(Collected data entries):
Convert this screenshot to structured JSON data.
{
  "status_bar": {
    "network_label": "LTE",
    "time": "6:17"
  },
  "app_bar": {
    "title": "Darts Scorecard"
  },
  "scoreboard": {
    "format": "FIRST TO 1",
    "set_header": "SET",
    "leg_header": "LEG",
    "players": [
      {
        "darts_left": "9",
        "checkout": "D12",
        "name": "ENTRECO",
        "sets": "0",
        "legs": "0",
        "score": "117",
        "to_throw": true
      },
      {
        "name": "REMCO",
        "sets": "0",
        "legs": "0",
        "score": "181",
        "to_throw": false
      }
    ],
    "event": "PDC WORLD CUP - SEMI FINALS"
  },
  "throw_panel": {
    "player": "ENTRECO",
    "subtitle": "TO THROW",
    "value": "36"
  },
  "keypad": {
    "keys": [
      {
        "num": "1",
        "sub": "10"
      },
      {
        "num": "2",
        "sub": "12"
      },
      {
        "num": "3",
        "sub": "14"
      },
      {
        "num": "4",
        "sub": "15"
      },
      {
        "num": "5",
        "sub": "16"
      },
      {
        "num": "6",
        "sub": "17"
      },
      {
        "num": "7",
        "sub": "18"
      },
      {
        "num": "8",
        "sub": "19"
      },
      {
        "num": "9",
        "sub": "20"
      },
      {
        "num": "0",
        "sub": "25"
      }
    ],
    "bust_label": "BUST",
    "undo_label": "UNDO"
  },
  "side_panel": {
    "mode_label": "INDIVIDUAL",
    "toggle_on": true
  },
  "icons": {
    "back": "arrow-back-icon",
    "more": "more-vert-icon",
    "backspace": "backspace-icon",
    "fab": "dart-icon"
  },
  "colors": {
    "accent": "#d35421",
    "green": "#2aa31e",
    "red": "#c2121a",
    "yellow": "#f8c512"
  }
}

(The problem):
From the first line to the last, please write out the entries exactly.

(Result of the exercise):
Convert this screenshot to structured JSON data.
{
  "status_bar": {
    "network_label": "LTE",
    "time": "6:17"
  },
  "app_bar": {
    "title": "Darts Scorecard"
  },
  "scoreboard": {
    "format": "FIRST TO 1",
    "set_header": "SET",
    "leg_header": "LEG",
    "players": [
      {
        "darts_left": "9",
        "checkout": "D12",
        "name": "ENTRECO",
        "sets": "0",
        "legs": "0",
        "score": "117",
        "to_throw": true
      },
      {
        "name": "REMCO",
        "sets": "0",
        "legs": "0",
        "score": "181",
        "to_throw": false
      }
    ],
    "event": "PDC WORLD CUP - SEMI FINALS"
  },
  "throw_panel": {
    "player": "ENTRECO",
    "subtitle": "TO THROW",
    "value": "36"
  },
  "keypad": {
    "keys": [
      {
        "num": "1",
        "sub": "10"
      },
      {
        "num": "2",
        "sub": "12"
      },
      {
        "num": "3",
        "sub": "14"
      },
      {
        "num": "4",
        "sub": "15"
      },
      {
        "num": "5",
        "sub": "16"
      },
      {
        "num": "6",
        "sub": "17"
      },
      {
        "num": "7",
        "sub": "18"
      },
      {
        "num": "8",
        "sub": "19"
      },
      {
        "num": "9",
        "sub": "20"
      },
      {
        "num": "0",
        "sub": "25"
      }
    ],
    "bust_label": "BUST",
    "undo_label": "UNDO"
  },
  "side_panel": {
    "mode_label": "INDIVIDUAL",
    "toggle_on": true
  },
  "icons": {
    "back": "arrow-back-icon",
    "more": "more-vert-icon",
    "backspace": "backspace-icon",
    "fab": "dart-icon"
  },
  "colors": {
    "accent": "#d35421",
    "green": "#2aa31e",
    "red": "#c2121a",
    "yellow": "#f8c512"
  }
}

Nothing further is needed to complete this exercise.